Officials in Chicago said they plan to file a civil suit against actor Jussie Smollett after he allowed a deadline to pass for paying the city the costs of an investigation into what authorities called a hate crime hoax.
In a letter sent to the “Empire” actor last week, officials in Chicago’s Department of Law demanded Smollett pay the city more than $130,000 for the costs of the investigation. Officials warned that Smollett could face further legal action if he failed to repay the government.
Update 1:25 p.m. EDT April 5: Smollett's attorney framed prosecutors' letter demanding investigative costs from the actor as "part of a course of conduct intended to harass and irreparably injure Mr. Smollett."
“Your letter is both factually and legally flawed, and Mr. Smollett will not be intimidated into paying the demanded sum,” Smollett attorney Mark Geragos said Thursday in a letter sent to city officials.
In a statement obtained by WBBM-TV, authorities said they were drafting a civil complaint against Smollett after he allowed Thursday's deadline to pass without any payments to the city.
Geragos said the proposed lawsuit was an example of authorities trying “to get a second bite at the apple” despite the fact that prosecutors dismissed charges against Smollett.
He argued that Smollett couldn’t be sued by the city under a municipal ordinance that bars people from lying to authorities because it would constitute double jeopardy. He added that if authorities decide to pursue the case against Smollett, the actor’s legal team will demand sworn testimony from Mayor Rahm Emanuel, the police chief, and others.
Original report: Smollett was arrested in February after authorities said he faked a racist, homophobic attack against himself in downtown Chicago earlier in the year. Prosecutors abruptly dropped the case last month.
The actor had told officers he was confronted in the predawn hours Jan. 29 by a pair of men who yelled racial and homophobic slurs at him, hit him in the face, poured an unknown substance on him and wrapped a rope around his neck.
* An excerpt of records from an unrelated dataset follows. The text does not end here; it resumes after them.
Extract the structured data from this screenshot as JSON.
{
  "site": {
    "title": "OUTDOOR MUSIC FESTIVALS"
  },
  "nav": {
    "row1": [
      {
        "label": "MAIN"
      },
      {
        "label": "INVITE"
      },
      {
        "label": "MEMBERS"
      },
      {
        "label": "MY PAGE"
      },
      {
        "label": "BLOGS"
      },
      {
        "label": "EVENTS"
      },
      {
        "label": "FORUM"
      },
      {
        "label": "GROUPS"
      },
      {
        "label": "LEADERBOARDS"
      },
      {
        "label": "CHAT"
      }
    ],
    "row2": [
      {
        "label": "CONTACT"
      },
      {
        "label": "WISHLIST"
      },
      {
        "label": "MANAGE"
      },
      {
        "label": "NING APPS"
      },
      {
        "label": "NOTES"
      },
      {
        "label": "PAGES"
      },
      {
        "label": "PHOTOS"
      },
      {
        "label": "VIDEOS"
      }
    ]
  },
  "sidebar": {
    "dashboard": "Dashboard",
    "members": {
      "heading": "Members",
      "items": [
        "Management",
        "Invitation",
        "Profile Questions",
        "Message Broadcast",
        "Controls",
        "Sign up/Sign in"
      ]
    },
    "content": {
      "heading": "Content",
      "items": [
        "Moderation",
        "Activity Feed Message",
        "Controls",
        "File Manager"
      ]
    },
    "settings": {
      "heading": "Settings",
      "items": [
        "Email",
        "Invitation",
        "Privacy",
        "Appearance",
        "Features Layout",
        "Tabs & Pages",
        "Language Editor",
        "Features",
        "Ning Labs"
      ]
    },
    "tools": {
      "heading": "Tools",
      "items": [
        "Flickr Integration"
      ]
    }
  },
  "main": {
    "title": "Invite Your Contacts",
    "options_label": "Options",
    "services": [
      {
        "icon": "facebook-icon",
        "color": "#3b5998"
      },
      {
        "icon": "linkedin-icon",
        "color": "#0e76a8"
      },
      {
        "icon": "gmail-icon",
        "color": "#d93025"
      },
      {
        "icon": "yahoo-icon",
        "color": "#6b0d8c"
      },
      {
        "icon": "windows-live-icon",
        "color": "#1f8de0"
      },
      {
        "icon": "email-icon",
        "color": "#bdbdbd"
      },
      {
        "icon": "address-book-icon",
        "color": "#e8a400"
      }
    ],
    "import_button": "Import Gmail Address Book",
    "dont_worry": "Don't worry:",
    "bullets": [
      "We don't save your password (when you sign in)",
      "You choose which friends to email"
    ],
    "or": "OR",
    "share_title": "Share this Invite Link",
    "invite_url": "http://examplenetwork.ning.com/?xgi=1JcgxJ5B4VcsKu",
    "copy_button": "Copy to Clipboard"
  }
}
Smollett has denied faking the attack. Since charges were dropped against Smollett, police and prosecutors have said they still believe Smollett is guilty.
“Over two dozen detectives and police officers participated in the investigation, ultimately spending weeks investigating your false claims, including a substantial number of overtime hours,” officials told Smollett in the letter from Chicago’s Department of Law to Smollett. “Ultimately, the Chicago police investigation revealed that you knowingly filed a false police report and had in fact orchestrated your own attack.”
Authorities said if Smollett failed to repay the city, officials could pursue a charge of making a false statement to the city. He could also face a civil suit from Chicago officials, The Associated Press reported.